Michael D. Thompson

Epidemic disease regularly tore through nineteenth-century American cities, triggering public health crises and economic upheaval. These epidemic panics also provoked new racialised labour regimes, affecting the lives of innumerable working people. During yellow fever outbreaks, white authorities and employers preferred workers of colour over ‘unacclimated’ white immigrants, reflecting a common but mistaken belief in black invulnerability. This article chronicles enslaved burial labourers in antebellum Virginia, who leveraged this notion to seize various privileges – and nearly freedom. These episodes demonstrate that black labour, though not always black suffering or lives, mattered immensely to white officials managing these urban crises. Black workers were not mere tools for protecting white wealth and health, however, as they often risked torment and death to capitalise on employers’ desperation for their essential labour. This history exposes racial and socioeconomic divergence between those able to shelter or flee from infection, and those compelled to remain exposed and exploitable.

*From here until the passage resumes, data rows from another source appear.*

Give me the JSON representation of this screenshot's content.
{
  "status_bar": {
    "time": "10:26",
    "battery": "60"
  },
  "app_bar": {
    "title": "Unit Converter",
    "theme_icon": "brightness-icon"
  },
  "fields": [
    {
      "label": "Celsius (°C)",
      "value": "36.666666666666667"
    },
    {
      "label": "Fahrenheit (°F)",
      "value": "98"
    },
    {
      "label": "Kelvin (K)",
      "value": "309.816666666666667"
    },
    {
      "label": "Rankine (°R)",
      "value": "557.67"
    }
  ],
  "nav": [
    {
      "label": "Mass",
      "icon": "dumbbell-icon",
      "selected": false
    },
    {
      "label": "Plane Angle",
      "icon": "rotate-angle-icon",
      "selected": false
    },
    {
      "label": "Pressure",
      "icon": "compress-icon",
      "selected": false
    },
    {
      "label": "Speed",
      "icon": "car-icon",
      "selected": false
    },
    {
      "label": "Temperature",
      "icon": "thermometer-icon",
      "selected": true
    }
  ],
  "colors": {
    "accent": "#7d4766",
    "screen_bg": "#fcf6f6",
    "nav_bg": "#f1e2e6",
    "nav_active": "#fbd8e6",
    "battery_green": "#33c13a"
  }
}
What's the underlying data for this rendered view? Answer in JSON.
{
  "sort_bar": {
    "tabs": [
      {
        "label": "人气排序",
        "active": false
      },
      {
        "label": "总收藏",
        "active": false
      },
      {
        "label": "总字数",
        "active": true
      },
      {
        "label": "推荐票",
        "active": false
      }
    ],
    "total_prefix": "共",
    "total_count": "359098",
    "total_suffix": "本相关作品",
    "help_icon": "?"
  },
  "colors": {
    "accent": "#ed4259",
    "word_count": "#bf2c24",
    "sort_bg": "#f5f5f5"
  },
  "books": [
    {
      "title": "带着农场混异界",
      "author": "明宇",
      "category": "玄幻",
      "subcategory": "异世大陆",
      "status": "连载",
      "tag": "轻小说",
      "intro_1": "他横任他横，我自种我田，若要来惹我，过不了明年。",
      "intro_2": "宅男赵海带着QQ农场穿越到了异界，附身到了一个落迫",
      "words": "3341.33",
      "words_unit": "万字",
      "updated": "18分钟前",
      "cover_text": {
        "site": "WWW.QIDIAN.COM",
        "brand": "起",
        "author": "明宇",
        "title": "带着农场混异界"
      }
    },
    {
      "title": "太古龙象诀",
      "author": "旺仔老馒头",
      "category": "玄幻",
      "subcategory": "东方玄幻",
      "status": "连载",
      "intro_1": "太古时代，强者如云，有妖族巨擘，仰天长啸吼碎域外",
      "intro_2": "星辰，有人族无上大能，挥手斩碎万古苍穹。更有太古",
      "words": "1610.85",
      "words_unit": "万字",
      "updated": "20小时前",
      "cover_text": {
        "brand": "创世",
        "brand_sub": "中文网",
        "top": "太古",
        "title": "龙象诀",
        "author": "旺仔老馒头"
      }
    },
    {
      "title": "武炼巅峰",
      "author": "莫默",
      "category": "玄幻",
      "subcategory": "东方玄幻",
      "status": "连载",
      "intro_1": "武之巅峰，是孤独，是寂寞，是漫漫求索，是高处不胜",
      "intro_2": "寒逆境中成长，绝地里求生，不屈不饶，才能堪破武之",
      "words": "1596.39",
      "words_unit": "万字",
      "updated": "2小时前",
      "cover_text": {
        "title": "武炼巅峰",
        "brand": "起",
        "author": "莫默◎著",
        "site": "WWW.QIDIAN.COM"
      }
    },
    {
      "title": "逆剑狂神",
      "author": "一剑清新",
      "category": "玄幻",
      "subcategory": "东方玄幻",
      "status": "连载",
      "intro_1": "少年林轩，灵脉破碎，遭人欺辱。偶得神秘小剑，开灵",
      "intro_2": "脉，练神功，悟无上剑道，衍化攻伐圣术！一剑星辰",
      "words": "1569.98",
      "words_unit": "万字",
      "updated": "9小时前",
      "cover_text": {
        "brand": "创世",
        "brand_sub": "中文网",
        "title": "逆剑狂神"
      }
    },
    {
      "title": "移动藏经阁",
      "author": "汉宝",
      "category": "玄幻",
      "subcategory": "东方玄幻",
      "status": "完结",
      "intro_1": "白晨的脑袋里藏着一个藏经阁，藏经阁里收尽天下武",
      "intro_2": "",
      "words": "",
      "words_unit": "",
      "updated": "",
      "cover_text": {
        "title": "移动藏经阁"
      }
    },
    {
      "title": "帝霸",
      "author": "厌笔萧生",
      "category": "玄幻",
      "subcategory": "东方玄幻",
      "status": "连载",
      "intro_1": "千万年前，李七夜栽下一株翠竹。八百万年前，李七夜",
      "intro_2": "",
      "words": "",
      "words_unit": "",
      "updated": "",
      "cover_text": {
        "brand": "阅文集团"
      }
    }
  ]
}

Human Remains and Violence: An Interdisciplinary Journal
Confronting racial diversity
Alice Garner and Diane Kirkby

168 9 From ‘White Australia’ to ‘the race question in America’: Confronting racial diversity In 2009, the controversial Melbourne tabloid columnist Andrew Bolt wrote an article criticising white-skinned people who identified as Aboriginal for the purpose of taking up indigenous awards and scholarships. One of those he targeted was a newly named Fulbrighter. Mark McMillan was a legal scholar who had just been awarded the 2009 Fulbright Indigenous scholarship (discussed in chapter ten). The irony would not be lost on McMillan, who was heading to Arizona State

in Academic ambassadors, Pacific allies
Michele Elam

This piece presents an overview of the events organized in New York to celebrate what would have been James Baldwin’s 90th year.

James Baldwin Review
Stephen Catterall and Keith Gildart

7 Race, gender, sexuality and the politics of northern soul There were increasing racial tensions in Britain throughout the 1970s, with street violence, institutional racism and a popular discourse that stereotyped and stigmatised minorities. These episodes generated an organisational response through groups such as Rock Against Racism (RAR) and the Anti-Nazi League (ANL).1 This chapter explores the ways in which northern soul was formed through a white British rearticulation of the discourses of black music, politics and cultural symbols. The scene never

in Keeping the faith
Ian Scott

race war and he confessed to being an avowed white supremacist. His actions reached back into what Jelani Cobb described, a week after the murders, as the ‘vintage rationalisations for terrorist violence in American history’. Roof reputedly told one of his victims that: ‘You are raping our women and taking over the country.’ These agitations were precisely the ones expressed in a cultural touchstone for views on violence and miscegenation that Cobb highlighted: D.W. Griffith's 1915 film, The Birth of a Nation . 2 Griffith's portrayal of the rise of the Ku

in The films of Costa-Gavras
Physicians and their therapies for the Cold War
Claudia Kemper

v 10 v ‘The nuclear arms race is psychological at its roots’:1 physicians and their therapies for the Cold War Claudia Kemper ‘Wars begin in the mind, but the mind is also capable of preventing war.’2 The Cold War from a medical perspective Physicians are members of a respected profession and at the same time an elite minority, whose special social position is particularly called upon when state and society find themselves in a crisis, above all in armed conflict.3 Traditionally, physicians involved in conflicts carry out their role after an episode of

in Understanding the imaginary war
Heather Streets

officers, and demonstrates the cultural impact such interventions could have. Equally important, through his extensive use of the Victorian media, Roberts inevitably brought his preoccupation with martial race ideology before a very wide public. From despatches written during the Second Afghan War to interviews, speeches and his own best-selling book, Roberts’s characterisations of Highlanders, Sikhs and

in Martial races